- An Internet connection
- An account with a Usenet provider
- A newsreader
To connect to the outside world you logically need access to the internet. Since Usenet is based on numerous high-performance computers and data centers, access cannot be provided free of charge. Therefore you need an account with the Usenet provider of your choice, access is already available for 5€ per month.
In the early 2000s, Usenet was increasingly used for file exchange. The infrastructure with decentralized high performance servers distributed worldwide offers a high level of protection against failure and very fast downloads. Many providers even advertise data rates of up to 1,000 Mbit/s. Such a setup naturally causes costs – the servers, power, etc. are expensive. Therefore a good Usenet access can never be completely free of charge.

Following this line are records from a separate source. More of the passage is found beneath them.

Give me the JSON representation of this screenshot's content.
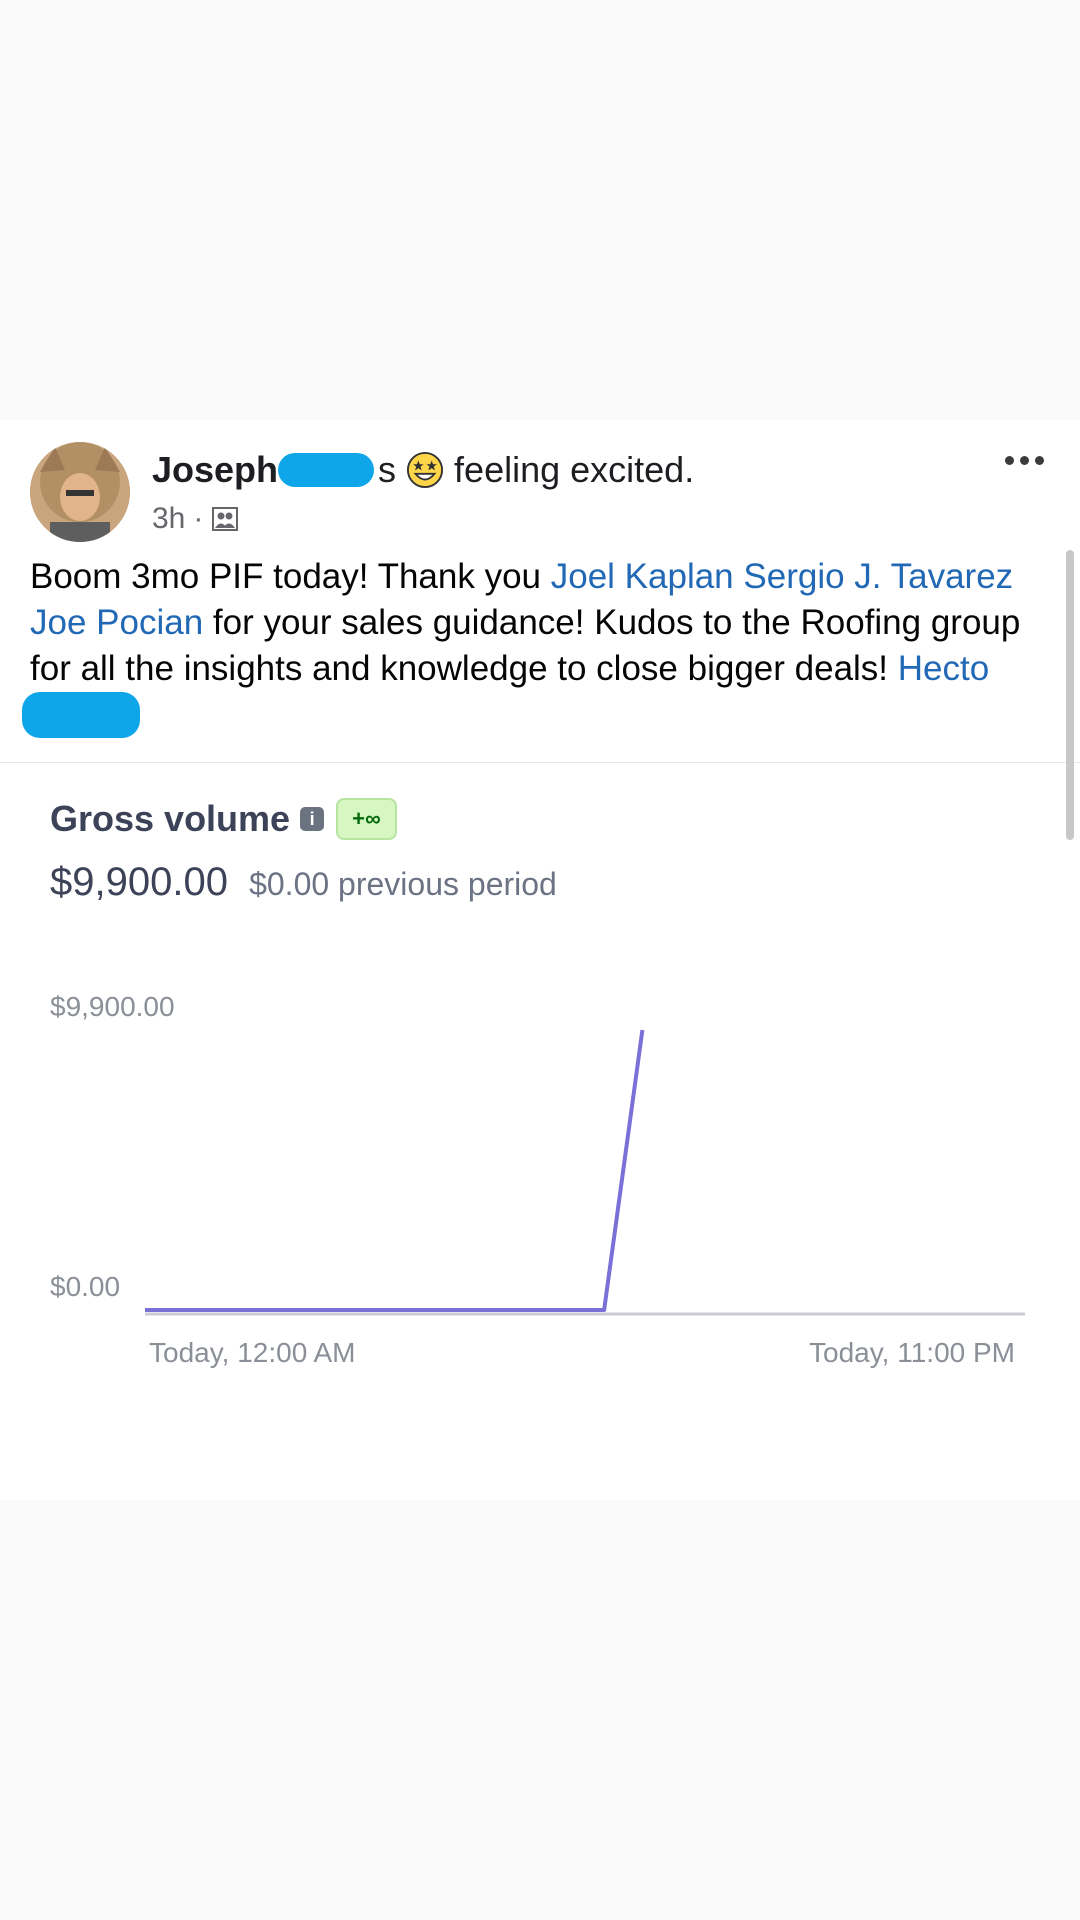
{
  "post": {
    "author_name": "Joseph",
    "author_suffix": "s",
    "feeling": "feeling excited.",
    "timestamp": "3h",
    "separator": "·",
    "audience_icon": "friends-icon",
    "more_icon": "more-options-icon",
    "body": {
      "intro": "Boom 3mo PIF today! Thank you ",
      "mention1": "Joel Kaplan",
      "space1": " ",
      "mention2": "Sergio J. Tavarez",
      "space2": " ",
      "mention3": "Joe Pocian",
      "middle": " for your sales guidance! Kudos to the Roofing group for all the insights and knowledge to close bigger deals! ",
      "mention4": "Hecto"
    }
  },
  "card": {
    "title": "Gross volume",
    "badge": "+∞",
    "total": "$9,900.00",
    "previous": "$0.00 previous period"
  },
  "chart_data": {
    "type": "line",
    "y_tick_labels": [
      "$9,900.00",
      "$0.00"
    ],
    "x_tick_labels": [
      "Today, 12:00 AM",
      "Today, 11:00 PM"
    ],
    "ylim": [
      0,
      9900
    ],
    "series": [
      {
        "color": "#7b6fd8",
        "points": [
          {
            "x_hour": 0,
            "y": 0
          },
          {
            "x_hour": 12,
            "y": 0
          },
          {
            "x_hour": 13,
            "y": 9900
          }
        ]
      }
    ],
    "x_range_hours": [
      0,
      23
    ],
    "baseline_color": "#c9ccd6"
  }
}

For the discussions in the text newsgroups the traffic and therefore the costs are still manageable. You have to dig a little deeper into your pockets for the interesting things – the binary newsgroups. For example, you are usually charged per downloaded data volume or sometimes a Usenet flat rate is offered. In terms of price, Usenet access starts at just a few euros or dollars.
Is the Usenet anonymous?
Due to the structure of the Usenet, users who only receive content and do not post themselves are absolutely anonymous. For billing purposes, the data volume consumed per user is stored – but what the user has viewed or downloaded remains his secret. Almost all providers also offer SSL encryption, which promises even greater protection.
The situation is different when writing messages and posts of file attachments (binaries) – here, the user’s real name can be identified via the header of the post and, if necessary, via the IP. However, we are currently not aware of any cases of warnings due to the use of the Usenet.
Is the Usenet legal?
Yes, similar to the World Wide Web, the Usenet is first of all a network of servers. Like the www, it is of course completely legal, and the Usenet providers are also legal. They only offer access to the network and have no influence on the content.
The situation is different when Usenet providers strongly promote the discovery of illegal content in the Usenet and gear their entire business model to this. Some providers have already been forced to close down because they had specifically promoted illegal uploads financially and even advertised the respective providers in the Usenet articles.